Nine years ago, a chance meeting led to what today can only be called a prolific friendship; designer Eric Brown walked into Hampton III Gallery and simply asked owner Sandy Rupp if she could locate a work by artist William Halsey. Since then, the two have installed dozens of collections of fine art in homes of discerning clients across the domestic United States and Canada.
Good Eyes // Eric Brown and Sandy Rupp (above) are a design dream team, working together to select fine art for domestic and international clients. Their most recent endeavor involved decorating a 38th floor penthouse suite in Toronto’s Four Seasons Hotel; (below) Brown’s permanent collection includes Emil Holzhauer, while he selects such grand pieces by Brian Rutenberg (above) for clients’ homes.
The designer and gallerist share a passion for assemblage and have become a known asset for creating astonishing private collections, often featuring Southern artists.
“Eric incorporates art as a design element, but more so he understands that art must be explored on its own,” says Rupp. “He’s doing what I’d never seen a designer do before: educate clients in the visual arts. We all utilize a different viewfinder, and Eric finds that door to bring his clients in to these very fine paintings. For their homes, it creates a layer upon a layer.”
Brown’s design studio in Greenville’s West End is often brimming with world-class art; most recently a compendium took up residence awaiting its new home, the penthouse of the Four Seasons Hotel in Toronto. The collection, curated by Brown and Rupp, included eight paintings with works from William Halsey, Wolf Kahn, Brian Rutenberg, Lee Hall, Edward Rice, and Robert Petersen. Some of the paintings were enormous in response to the scale and views of a 38th floor residence.
“One significant painting can hold an entire room,” says Brown. “It’s hard to verbalize visual language because it enters into the realm of emotion. Art is one of the most important elements of a home—how art can truly affect your private spaces.”
A well-assembled collection holds a thread, be it color, composition, subject matter, or the feeling the work conveys as a whole. Brown believes it is imperative to take into account a client’s habitual paths and movement through the home; he likens the process of planning an installation to designing a good garden. “The impact you get when you experience one work of art and you turn the corner and experience another is what makes, in part, an artful home.”
A collection is far from complete once its pieces have been garnered; Brown calls upon Ed House (of Frame Designs) to construct finished-corner frames, often in gilt, to specification. The goal is a cohesive sequence between the work and its casing, attaining a level of appropriateness because, according to Brown, good art deserves a good frame.

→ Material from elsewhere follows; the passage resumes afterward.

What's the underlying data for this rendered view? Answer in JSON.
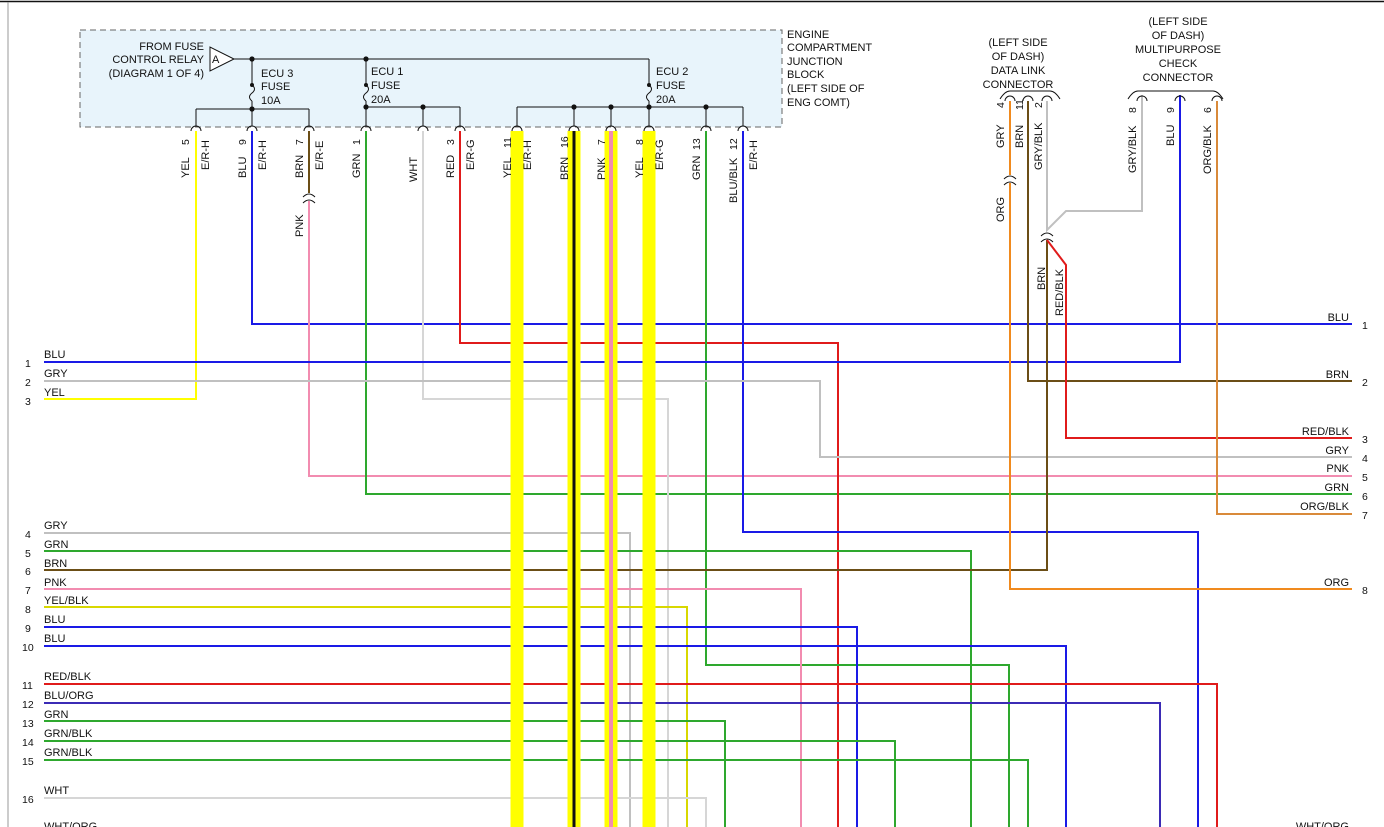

Works selected by Brown and Rupp are frequently borrowed by museums for exhibition, which doesn’t surprise them. Brown believes that most buyers fail to understand they can own work from artists that museums are collecting, as well. “It’s not only entirely possible to own fine art, but really a turnkey process when we’re involved,” says Brown. “Sandy has taught me exactly what I’m trying to teach others, which is you don’t have to go far to get exceptional guidance.”
Eric Brown Design, 101 Augusta St, Greenville. (864) 233-4442, ericbrowndesign.com; Hampton III Gallery, 3110 Wade Hampton Blvd #10, Taylors, (864) 268-2771, hamptoniiigallery.com; Frame Designs by Ed House, 1322 E Washington St, Greenville. (864) 242-2255, framedesignsedhouse.com